The prime minister’s pledge to overhaul mental health services has been branded a ‘puny response to a burning injustice’ by former health minister Norman Lamb.
In a speech today, Theresa May announced new measures to improve mental health care including every secondary school to be offered mental health first aid training, a review of children's mental health services across the country, investment in digital mental health services and a review of the mental health debt form.
However, liberal democrat shadow health secretary Mr Lamb, said the announcement was an attempt to ‘cover up’ the government’s failure to invest in children’s mental health services.

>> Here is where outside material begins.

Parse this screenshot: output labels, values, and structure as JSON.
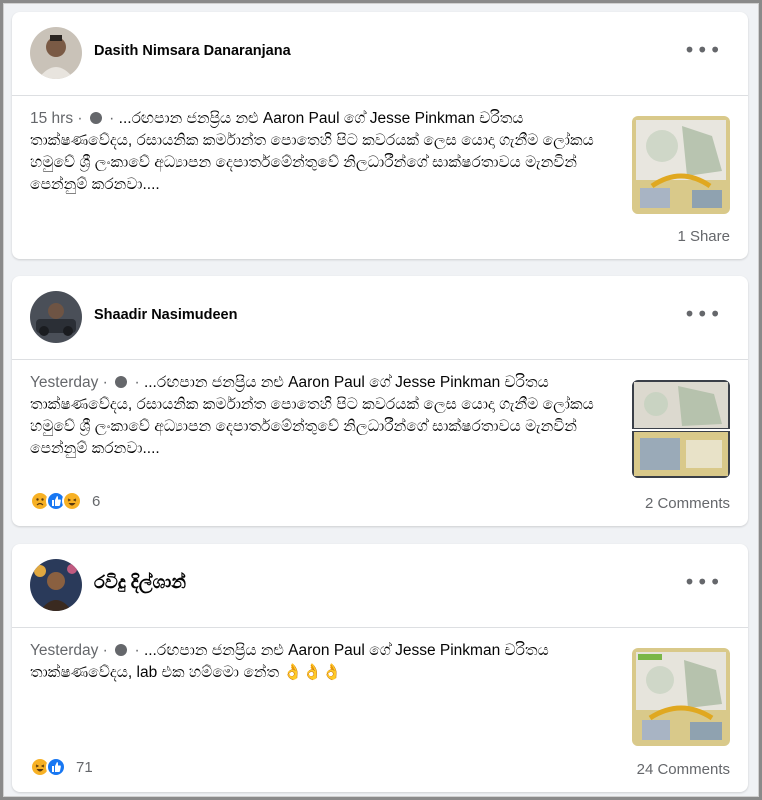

‘Much of the additional £1.4bn of funding secured for child mental health care is being diverted to prop up other services,’ he said. ‘This amounts to theft of money intended to improve the lives of vulnerable young people.
‘Sadly, mental health is often the first area which loses out when budgets are tight. Unless the government addresses the funding crisis facing the NHS and ensures extra investment gets through to where it's needed, we will not see the improvements in mental health care that are so badly needed.’
Labour also said the Government had failed to ensure mental health is given the same priority as physical health.
Barbara Keeley, shadow minister for mental health, said: ‘The truth is that funding for mental health fell by over 8% over the last parliament, there are now 6,600 fewer mental health nurses compared to 2010 and thousands of patients in crisis have to travel out of area for a psychiatric bed. Much of the extra funding meant for children’s mental health services has actually been used for other NHS services.
‘The Government has failed to provide sufficient funding for mental health services, and people are being let down as a result.’
However, Mrs May said the new measures would help tackle the stigma associated with mental health. She said: 'What I am announcing are the first steps in our plan to transform the way we deal with mental illness in this country at every stage of a person’s life: not in our hospitals, but in our classrooms, at work and in our communities.
'This starts with ensuring that children and young people get the help and support they need and deserve – because we know that mental illness too often starts in childhood and that when left untreated, can blight lives, and become entrenched.'